Sustainable Warwick releases its 'Green Screen' village candidate results

06 Mar 2020 | 01:29

Sustainable Warwick (SW) has inaugurated the “Green Screen,” a new procedure that we hope will be of interest to all Warwick residents, Village and Town. The idea is to pose sustainability-related questions to all candidates running for local office — Village Board, Town Board and School Board.

What we asked

Of the two main questions we asked for the upcoming Village elections, one had to do with managing the Village’s “carbon footprint” and steps to make it “greener."

The other focused on development, growth and zoning, with a particular focus on some of the controversial projects currently in the pipeline.

We conducted interviews with three of the four candidates on the ballot — Barry Cheney, the incumbent Board member, and two newcomers, Corey Bachman, who is active in the Lions Club, Historical Society and other Warwick organizations, and Stephen Kitar, the developer of the proposed Pulpit Rock hotel.

The fourth candidate, Alfonso Gonnella, did not respond to our request for an interview.

With the Village Board elections coming up on March 18 this year, we are making the results of our interviews available to the general public so that they can be considered as voters make these important choices.

What they said

In a very condensed form, here’s where the candidates' stand:

Barry Cheney is proud of the progress that Warwick has made towards being designated a “Clean Energy Community” and looks forward to achieving the even more exacting standards of a “Climate Smart Community.”

In terms of development, Cheney says “The biggest challenge is to manage the always-tricky interface between commercial and residential uses in a way that balances economic growth and the character of the village.”

He feels that the new Village Master Plan, and the zoning review that will go with it, will be the best opportunity to address that challenge.

For Corey Bachman, in answer to the first question on making the Village “greener,” the focus should be on improving its infrastructure. He wants to focus on things like repairing and improving sidewalks, adding bike lanes ,more solar in the Village and a robust “buy local” program.

As for growth and development, Bachman’s main goal is to “protect the neighborhoods.”

Bachman sees a need for greater transparency about decisions affecting local residents and, when he is on the Board, he will advocate for a more open process.

Finally, he sees the new Village Master Plan as a great opportunity to address many of these issues, including the designation and protection of historically significant Village sites.

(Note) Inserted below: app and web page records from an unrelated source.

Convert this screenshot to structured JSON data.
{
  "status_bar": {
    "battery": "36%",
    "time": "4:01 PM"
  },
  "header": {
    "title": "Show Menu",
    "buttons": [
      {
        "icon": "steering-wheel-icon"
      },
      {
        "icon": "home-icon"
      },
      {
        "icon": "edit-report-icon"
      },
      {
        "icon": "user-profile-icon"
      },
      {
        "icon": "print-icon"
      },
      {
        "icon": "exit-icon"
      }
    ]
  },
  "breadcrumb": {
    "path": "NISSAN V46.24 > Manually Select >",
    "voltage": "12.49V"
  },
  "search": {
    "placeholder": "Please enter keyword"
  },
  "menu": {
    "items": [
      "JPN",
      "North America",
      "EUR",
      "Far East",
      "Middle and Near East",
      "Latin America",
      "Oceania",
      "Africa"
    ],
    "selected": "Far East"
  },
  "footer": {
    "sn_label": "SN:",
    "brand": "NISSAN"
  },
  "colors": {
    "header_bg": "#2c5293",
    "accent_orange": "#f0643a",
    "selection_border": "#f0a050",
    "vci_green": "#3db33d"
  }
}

Stephen Kitar, the third candidate, cites his positive experiences with two local businesses: the organic and locally grown foods he introduced at the Spring Street Market and the conversion to “green dry cleaning” at Ledo Cleaners as evidence of his commitment to keeping Warwick green.

On the question of growth, the name of his Party says it all: GROW (Growth Respectful of Warwick). He feels that “growth is going to happen” and the key is not to fight it, but to “embrace and control it.”

He feels the need to sustain people and local businesses, in addition to open spaces.

Further, he is strongly in favor of local businesses thriving and is deeply concerned over the rapid turnover of Main Street businesses in Warwick.

He sees the Village of Florida as an example of “positive change” more than Warwick.

The full write-ups of these interviews can be found on the SW website —sustainablewarwick.org/green-screen — and we urge readers to checkthere for “the rest of the story.”